__AIM OF THE TASK__:
Find the word "sisteminde" in the records below. List each line containing it.

[Page and application data records]
┄┄┄┄┄┄┄┄┄┄┄┄┄┄┄┄┄┄┄┄

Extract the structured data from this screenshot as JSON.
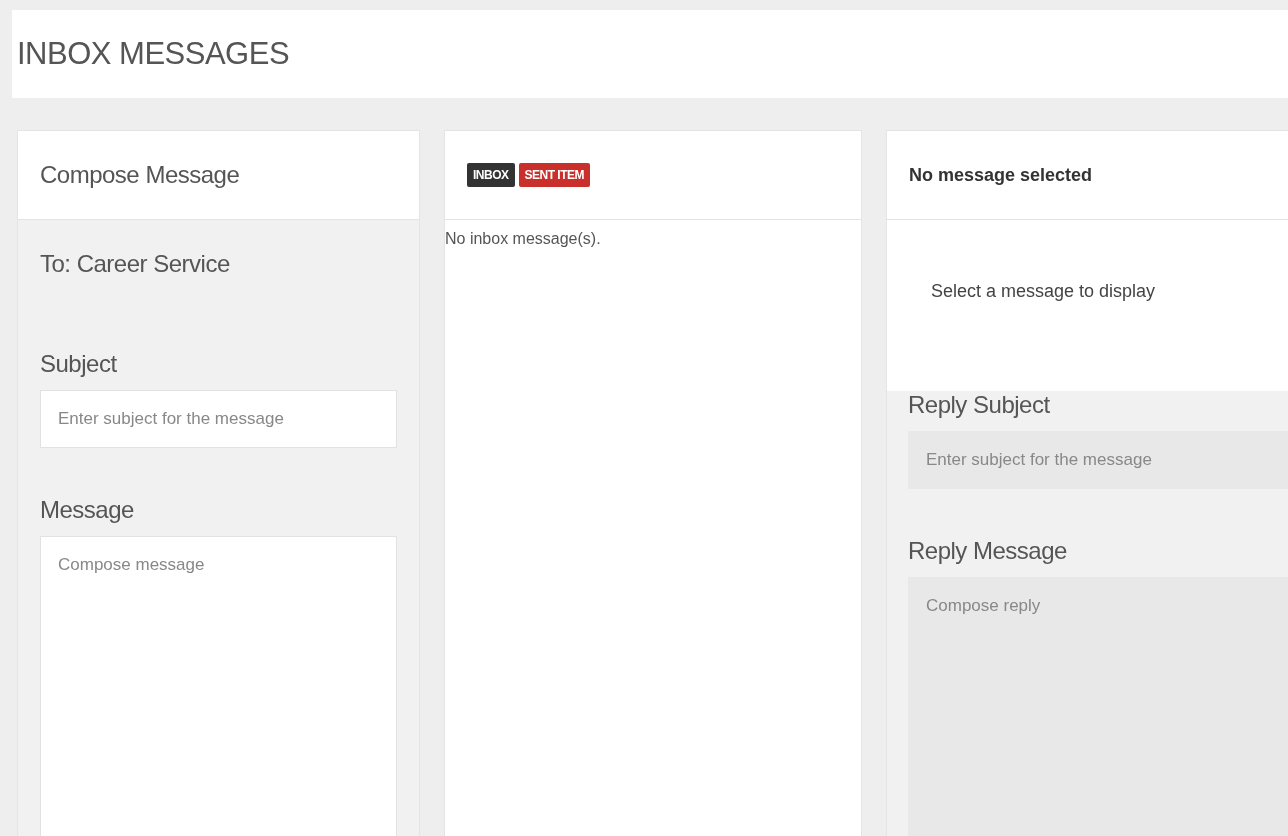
{
  "page_title": "INBOX MESSAGES",
  "compose": {
    "title": "Compose Message",
    "to": "To: Career Service",
    "subject_label": "Subject",
    "subject_field": {
      "placeholder": "Enter subject for the message",
      "disabled": false
    },
    "message_label": "Message",
    "message_field": {
      "placeholder": "Compose message",
      "disabled": false
    }
  },
  "list": {
    "tabs": [
      {
        "label": "INBOX",
        "color": "#333333"
      },
      {
        "label": "SENT ITEM",
        "color": "#c9302c"
      }
    ],
    "empty_text": "No inbox message(s)."
  },
  "reader": {
    "title": "No message selected",
    "body": "Select a message to display",
    "subject_label": "Reply Subject",
    "subject_field": {
      "placeholder": "Enter subject for the message",
      "disabled": true
    },
    "message_label": "Reply Message",
    "message_field": {
      "placeholder": "Compose reply",
      "disabled": true
    }
  }
}
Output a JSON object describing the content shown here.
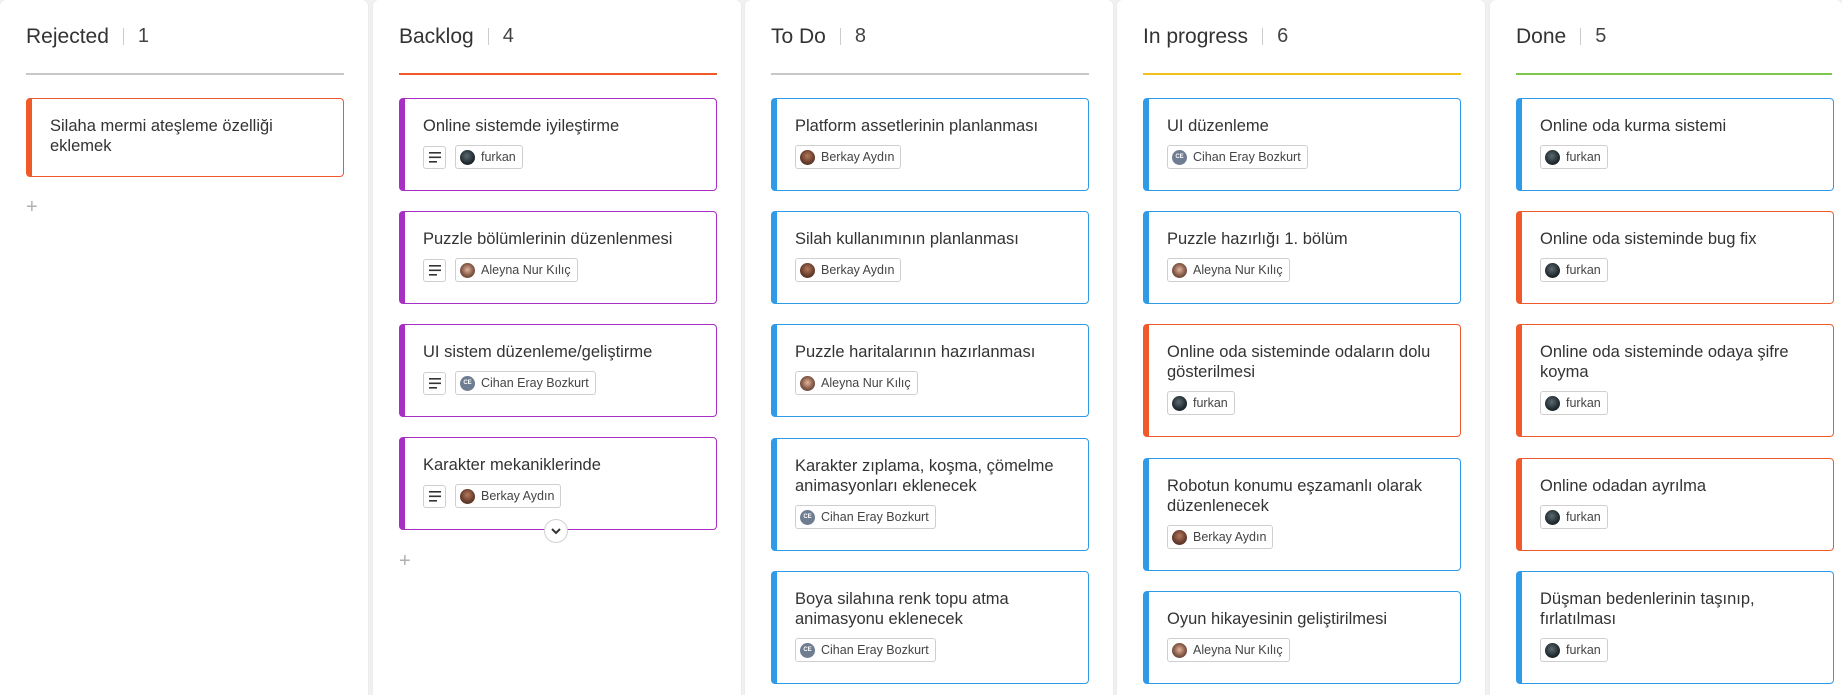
{
  "columns": [
    {
      "title": "Rejected",
      "count": "1",
      "accent": "#c8c8c8",
      "cards": [
        {
          "title": "Silaha mermi ateşleme özelliği eklemek",
          "color": "#f05a2b"
        }
      ]
    },
    {
      "title": "Backlog",
      "count": "4",
      "accent": "#f05a2b",
      "cards": [
        {
          "title": "Online sistemde iyileştirme",
          "assignee": "furkan",
          "color": "#a72fc4"
        },
        {
          "title": "Puzzle bölümlerinin düzenlenmesi",
          "assignee": "Aleyna Nur Kılıç",
          "color": "#a72fc4"
        },
        {
          "title": "UI sistem düzenleme/geliştirme",
          "assignee": "Cihan Eray Bozkurt",
          "color": "#a72fc4"
        },
        {
          "title": "Karakter mekaniklerinde",
          "assignee": "Berkay Aydın",
          "color": "#a72fc4"
        }
      ]
    },
    {
      "title": "To Do",
      "count": "8",
      "accent": "#c8c8c8",
      "cards": [
        {
          "title": "Platform assetlerinin planlanması",
          "assignee": "Berkay Aydın",
          "color": "#2f9be8"
        },
        {
          "title": "Silah kullanımının planlanması",
          "assignee": "Berkay Aydın",
          "color": "#2f9be8"
        },
        {
          "title": "Puzzle haritalarının hazırlanması",
          "assignee": "Aleyna Nur Kılıç",
          "color": "#2f9be8"
        },
        {
          "title": "Karakter zıplama, koşma, çömelme animasyonları eklenecek",
          "assignee": "Cihan Eray Bozkurt",
          "color": "#2f9be8"
        },
        {
          "title": "Boya silahına renk topu atma animasyonu eklenecek",
          "assignee": "Cihan Eray Bozkurt",
          "color": "#2f9be8"
        }
      ]
    },
    {
      "title": "In progress",
      "count": "6",
      "accent": "#f2c21b",
      "cards": [
        {
          "title": "UI düzenleme",
          "assignee": "Cihan Eray Bozkurt",
          "color": "#2f9be8"
        },
        {
          "title": "Puzzle hazırlığı 1. bölüm",
          "assignee": "Aleyna Nur Kılıç",
          "color": "#2f9be8"
        },
        {
          "title": "Online oda sisteminde odaların dolu gösterilmesi",
          "assignee": "furkan",
          "color": "#f05a2b"
        },
        {
          "title": "Robotun konumu eşzamanlı olarak düzenlenecek",
          "assignee": "Berkay Aydın",
          "color": "#2f9be8"
        },
        {
          "title": "Oyun hikayesinin geliştirilmesi",
          "assignee": "Aleyna Nur Kılıç",
          "color": "#2f9be8"
        }
      ]
    },
    {
      "title": "Done",
      "count": "5",
      "accent": "#7bc74d",
      "cards": [
        {
          "title": "Online oda kurma sistemi",
          "assignee": "furkan",
          "color": "#2f9be8"
        },
        {
          "title": "Online oda sisteminde bug fix",
          "assignee": "furkan",
          "color": "#f05a2b"
        },
        {
          "title": "Online oda sisteminde odaya şifre koyma",
          "assignee": "furkan",
          "color": "#f05a2b"
        },
        {
          "title": "Online odadan ayrılma",
          "assignee": "furkan",
          "color": "#f05a2b"
        },
        {
          "title": "Düşman bedenlerinin taşınıp, fırlatılması",
          "assignee": "furkan",
          "color": "#2f9be8"
        }
      ]
    }
  ],
  "icons": {
    "add": "plus-icon",
    "description": "description-icon",
    "expand": "chevron-down-icon"
  },
  "add_symbol": "+"
}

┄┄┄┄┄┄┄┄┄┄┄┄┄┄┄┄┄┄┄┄

__RESULT OF THE EXERCISE__:
          "title": "Online oda sisteminde odaların dolu gösterilmesi",
          "title": "Online oda sisteminde bug fix",
          "title": "Online oda sisteminde odaya şifre koyma",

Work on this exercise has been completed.